**TO DO**
Bring together every line in the data that includes "value".

**Dataset rows describing interfaces**

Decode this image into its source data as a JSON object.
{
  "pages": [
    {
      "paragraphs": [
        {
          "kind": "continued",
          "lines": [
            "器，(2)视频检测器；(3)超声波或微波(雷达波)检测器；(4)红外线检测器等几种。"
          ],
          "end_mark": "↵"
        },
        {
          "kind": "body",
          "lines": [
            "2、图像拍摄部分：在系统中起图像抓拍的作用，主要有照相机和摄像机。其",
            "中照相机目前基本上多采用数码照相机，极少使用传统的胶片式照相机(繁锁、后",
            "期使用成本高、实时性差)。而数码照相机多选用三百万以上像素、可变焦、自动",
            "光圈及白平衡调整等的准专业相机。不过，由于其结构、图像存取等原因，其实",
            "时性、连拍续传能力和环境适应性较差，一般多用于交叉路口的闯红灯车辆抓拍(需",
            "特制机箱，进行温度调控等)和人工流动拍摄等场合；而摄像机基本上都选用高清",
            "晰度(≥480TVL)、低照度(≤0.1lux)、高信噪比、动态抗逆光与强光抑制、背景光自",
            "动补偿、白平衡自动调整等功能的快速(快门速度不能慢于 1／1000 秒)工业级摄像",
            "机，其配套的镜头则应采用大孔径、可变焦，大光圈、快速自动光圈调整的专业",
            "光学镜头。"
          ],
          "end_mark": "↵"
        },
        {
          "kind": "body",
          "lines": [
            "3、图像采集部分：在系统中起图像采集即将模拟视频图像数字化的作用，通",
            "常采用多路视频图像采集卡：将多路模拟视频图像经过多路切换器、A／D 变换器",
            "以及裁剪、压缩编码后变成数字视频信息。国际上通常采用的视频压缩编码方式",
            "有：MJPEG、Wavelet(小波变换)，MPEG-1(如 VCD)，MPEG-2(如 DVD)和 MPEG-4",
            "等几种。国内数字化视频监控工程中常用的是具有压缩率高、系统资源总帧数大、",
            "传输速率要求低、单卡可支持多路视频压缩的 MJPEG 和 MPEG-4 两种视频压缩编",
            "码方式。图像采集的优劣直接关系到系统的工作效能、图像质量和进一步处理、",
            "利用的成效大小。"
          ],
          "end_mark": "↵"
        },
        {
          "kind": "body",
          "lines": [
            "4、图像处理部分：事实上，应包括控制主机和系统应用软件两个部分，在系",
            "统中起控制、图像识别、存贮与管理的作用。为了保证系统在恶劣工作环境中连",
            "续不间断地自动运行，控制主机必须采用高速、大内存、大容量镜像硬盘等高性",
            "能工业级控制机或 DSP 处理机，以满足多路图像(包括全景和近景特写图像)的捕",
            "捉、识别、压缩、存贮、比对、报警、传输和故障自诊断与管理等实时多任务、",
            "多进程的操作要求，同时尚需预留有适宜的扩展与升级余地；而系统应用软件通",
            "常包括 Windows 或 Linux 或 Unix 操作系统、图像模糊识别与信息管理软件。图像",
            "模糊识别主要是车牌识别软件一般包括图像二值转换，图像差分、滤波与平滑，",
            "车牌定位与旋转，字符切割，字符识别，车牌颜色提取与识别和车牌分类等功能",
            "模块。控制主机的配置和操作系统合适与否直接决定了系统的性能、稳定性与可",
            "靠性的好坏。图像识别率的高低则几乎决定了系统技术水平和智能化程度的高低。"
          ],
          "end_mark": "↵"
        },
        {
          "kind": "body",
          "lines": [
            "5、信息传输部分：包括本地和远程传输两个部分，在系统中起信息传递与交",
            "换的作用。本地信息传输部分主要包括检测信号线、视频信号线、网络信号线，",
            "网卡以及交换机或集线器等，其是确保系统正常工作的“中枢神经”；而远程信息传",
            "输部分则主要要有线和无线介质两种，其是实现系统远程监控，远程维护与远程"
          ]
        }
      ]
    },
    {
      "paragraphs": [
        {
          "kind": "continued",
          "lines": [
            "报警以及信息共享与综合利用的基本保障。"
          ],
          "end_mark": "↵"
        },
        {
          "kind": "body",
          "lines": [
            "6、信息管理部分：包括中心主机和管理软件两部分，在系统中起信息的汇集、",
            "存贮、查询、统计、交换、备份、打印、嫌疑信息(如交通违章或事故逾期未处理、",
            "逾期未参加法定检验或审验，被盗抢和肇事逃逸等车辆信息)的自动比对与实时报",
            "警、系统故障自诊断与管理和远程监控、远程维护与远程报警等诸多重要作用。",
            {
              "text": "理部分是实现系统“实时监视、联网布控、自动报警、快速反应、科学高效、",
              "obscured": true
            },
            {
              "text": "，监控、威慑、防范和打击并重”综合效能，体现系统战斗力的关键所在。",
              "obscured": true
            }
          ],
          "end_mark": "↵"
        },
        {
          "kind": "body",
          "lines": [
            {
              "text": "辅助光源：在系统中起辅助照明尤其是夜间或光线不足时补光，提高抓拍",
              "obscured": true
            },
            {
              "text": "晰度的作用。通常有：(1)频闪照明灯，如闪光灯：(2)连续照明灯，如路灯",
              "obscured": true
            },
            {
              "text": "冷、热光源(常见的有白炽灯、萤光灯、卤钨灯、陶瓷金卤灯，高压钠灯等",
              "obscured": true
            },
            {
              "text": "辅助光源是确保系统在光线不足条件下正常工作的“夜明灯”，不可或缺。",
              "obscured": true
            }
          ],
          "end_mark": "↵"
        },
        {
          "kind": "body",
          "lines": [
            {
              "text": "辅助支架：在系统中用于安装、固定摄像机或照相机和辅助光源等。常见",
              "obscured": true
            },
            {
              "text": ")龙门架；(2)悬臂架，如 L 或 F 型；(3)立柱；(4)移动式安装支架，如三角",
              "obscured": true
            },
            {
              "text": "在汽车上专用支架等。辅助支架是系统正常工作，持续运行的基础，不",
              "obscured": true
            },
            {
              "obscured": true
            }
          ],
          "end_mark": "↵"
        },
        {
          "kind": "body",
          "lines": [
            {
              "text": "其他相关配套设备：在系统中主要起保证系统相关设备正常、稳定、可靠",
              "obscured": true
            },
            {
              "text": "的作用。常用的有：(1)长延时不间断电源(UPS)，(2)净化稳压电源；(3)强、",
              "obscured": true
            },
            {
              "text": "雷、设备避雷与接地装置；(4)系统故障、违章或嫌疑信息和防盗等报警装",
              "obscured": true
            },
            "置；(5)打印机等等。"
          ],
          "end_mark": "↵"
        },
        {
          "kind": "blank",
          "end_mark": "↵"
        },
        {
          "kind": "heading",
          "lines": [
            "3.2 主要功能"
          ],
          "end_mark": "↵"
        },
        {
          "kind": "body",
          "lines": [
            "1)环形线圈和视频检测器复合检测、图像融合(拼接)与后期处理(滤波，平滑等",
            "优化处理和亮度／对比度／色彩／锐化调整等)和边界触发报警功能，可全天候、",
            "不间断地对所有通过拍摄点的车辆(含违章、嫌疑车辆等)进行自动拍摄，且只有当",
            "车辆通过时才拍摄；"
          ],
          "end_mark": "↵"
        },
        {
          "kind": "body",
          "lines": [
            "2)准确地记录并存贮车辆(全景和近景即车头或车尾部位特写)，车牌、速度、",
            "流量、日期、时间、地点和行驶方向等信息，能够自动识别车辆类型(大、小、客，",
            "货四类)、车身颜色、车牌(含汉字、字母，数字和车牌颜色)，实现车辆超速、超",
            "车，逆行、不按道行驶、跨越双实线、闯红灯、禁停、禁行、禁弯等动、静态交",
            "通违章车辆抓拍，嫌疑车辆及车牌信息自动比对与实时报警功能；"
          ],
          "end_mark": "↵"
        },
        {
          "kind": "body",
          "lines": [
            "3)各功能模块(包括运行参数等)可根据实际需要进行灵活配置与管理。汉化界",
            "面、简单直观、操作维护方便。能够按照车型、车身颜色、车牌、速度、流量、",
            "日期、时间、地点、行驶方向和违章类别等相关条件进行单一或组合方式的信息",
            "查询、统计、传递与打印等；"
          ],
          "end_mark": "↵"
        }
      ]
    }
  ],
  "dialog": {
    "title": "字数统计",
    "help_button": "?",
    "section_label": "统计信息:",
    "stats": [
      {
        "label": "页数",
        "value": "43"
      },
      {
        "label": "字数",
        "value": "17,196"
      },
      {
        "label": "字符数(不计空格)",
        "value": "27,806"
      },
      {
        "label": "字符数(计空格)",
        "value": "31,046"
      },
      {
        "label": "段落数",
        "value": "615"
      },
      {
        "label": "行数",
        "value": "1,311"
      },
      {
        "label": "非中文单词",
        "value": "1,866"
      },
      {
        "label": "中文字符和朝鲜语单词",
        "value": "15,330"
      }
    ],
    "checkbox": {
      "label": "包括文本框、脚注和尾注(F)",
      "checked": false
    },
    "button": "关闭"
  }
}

**EXERCISE RESULT**
        "value": "43"
        "value": "17,196"
        "value": "27,806"
        "value": "31,046"
        "value": "615"
        "value": "1,311"
        "value": "1,866"
        "value": "15,330"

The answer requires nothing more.